▸ TRY IT
Look through the data below and show every line that includes "JSON".

Data extracted from a collection:
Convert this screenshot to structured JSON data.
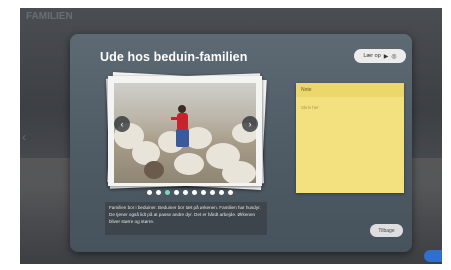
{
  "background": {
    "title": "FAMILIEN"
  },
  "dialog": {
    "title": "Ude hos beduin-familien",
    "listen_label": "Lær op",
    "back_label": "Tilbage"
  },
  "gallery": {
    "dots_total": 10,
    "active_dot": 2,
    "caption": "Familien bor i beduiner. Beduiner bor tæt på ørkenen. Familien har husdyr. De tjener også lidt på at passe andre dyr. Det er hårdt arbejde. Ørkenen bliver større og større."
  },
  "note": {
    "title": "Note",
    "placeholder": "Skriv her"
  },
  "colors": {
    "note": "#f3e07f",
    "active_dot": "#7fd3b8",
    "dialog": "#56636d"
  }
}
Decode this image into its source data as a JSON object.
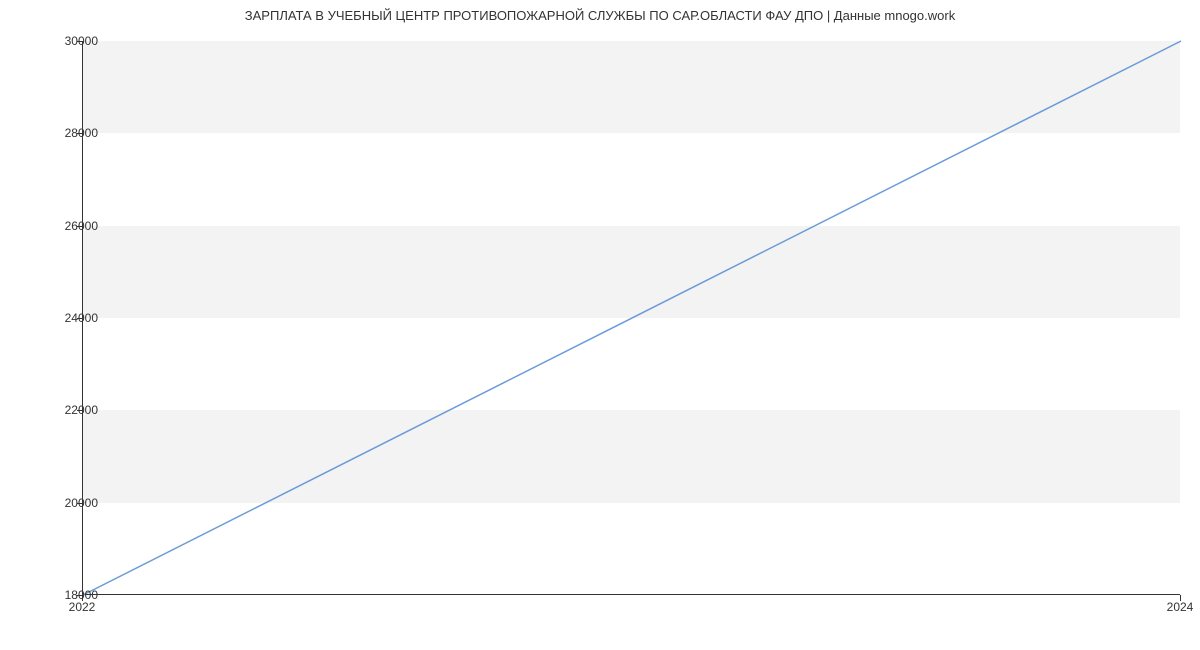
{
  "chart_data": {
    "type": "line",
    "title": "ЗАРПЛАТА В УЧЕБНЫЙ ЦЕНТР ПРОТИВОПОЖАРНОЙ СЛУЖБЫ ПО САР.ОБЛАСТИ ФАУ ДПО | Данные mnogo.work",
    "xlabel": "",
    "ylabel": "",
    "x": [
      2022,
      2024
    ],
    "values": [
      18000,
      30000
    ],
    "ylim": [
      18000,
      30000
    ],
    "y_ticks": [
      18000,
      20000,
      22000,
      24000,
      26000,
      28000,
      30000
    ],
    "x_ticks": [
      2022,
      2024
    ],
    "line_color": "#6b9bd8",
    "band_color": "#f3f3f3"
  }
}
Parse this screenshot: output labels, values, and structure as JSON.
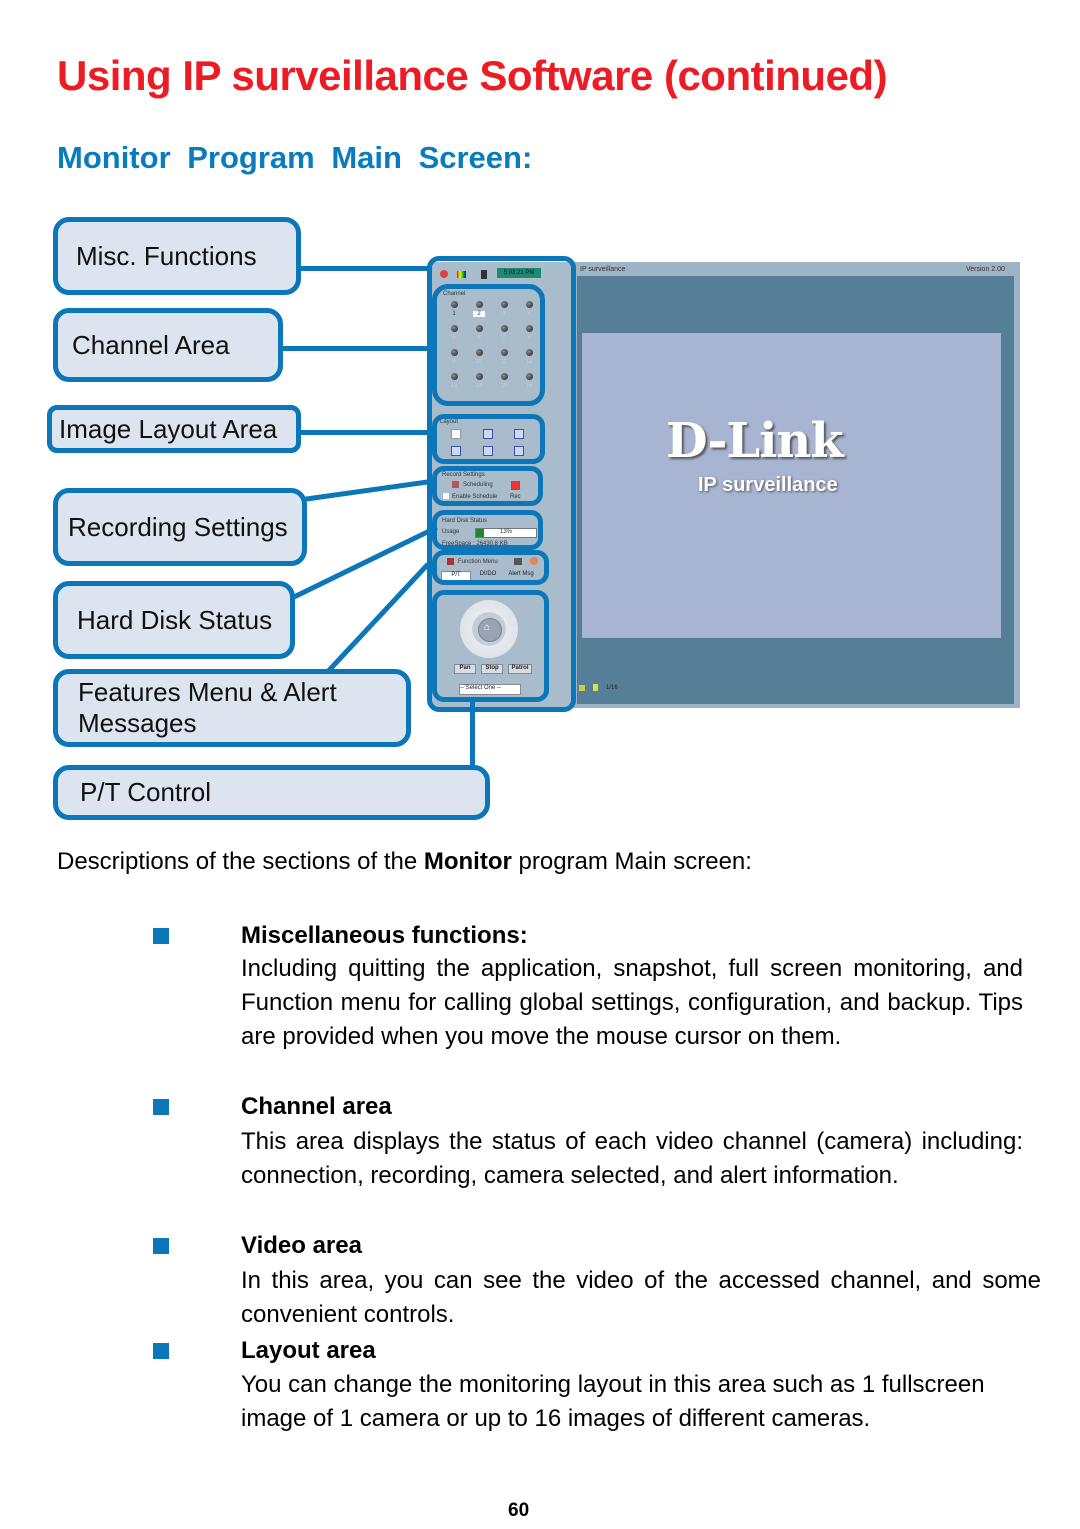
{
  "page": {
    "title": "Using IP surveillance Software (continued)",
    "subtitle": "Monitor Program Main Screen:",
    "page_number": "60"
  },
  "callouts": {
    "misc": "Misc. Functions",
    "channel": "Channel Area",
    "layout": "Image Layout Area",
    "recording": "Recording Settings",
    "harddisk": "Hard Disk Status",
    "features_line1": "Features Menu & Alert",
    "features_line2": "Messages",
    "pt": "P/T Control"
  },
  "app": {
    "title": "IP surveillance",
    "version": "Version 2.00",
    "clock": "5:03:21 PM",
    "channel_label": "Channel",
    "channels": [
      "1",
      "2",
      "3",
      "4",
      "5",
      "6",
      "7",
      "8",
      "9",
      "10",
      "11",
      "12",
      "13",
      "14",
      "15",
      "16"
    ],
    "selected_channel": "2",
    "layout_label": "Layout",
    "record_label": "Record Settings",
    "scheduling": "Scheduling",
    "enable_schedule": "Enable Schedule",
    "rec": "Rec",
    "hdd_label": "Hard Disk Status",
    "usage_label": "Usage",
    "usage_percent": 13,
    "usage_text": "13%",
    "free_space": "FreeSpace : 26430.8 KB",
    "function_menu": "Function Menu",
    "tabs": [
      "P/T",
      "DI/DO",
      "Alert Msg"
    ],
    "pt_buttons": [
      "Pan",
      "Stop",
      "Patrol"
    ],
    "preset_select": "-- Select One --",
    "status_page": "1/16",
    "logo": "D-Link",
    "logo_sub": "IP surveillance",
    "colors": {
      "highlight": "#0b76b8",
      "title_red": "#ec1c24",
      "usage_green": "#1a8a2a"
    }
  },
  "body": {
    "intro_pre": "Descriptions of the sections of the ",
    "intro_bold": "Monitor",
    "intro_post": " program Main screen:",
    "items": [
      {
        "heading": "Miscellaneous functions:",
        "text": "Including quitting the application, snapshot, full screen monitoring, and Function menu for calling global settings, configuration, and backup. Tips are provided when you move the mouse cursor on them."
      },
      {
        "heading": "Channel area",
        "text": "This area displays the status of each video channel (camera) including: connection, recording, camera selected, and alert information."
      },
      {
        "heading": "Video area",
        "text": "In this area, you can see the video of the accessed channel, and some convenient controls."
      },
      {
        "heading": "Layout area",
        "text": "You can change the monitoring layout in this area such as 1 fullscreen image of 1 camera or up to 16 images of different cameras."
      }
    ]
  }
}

▸ WRITTEN REPLY
Convert this screenshot to structured JSON data.
Decode this image into its source data as a JSON object.
Parse this screenshot: output labels, values, and structure as JSON.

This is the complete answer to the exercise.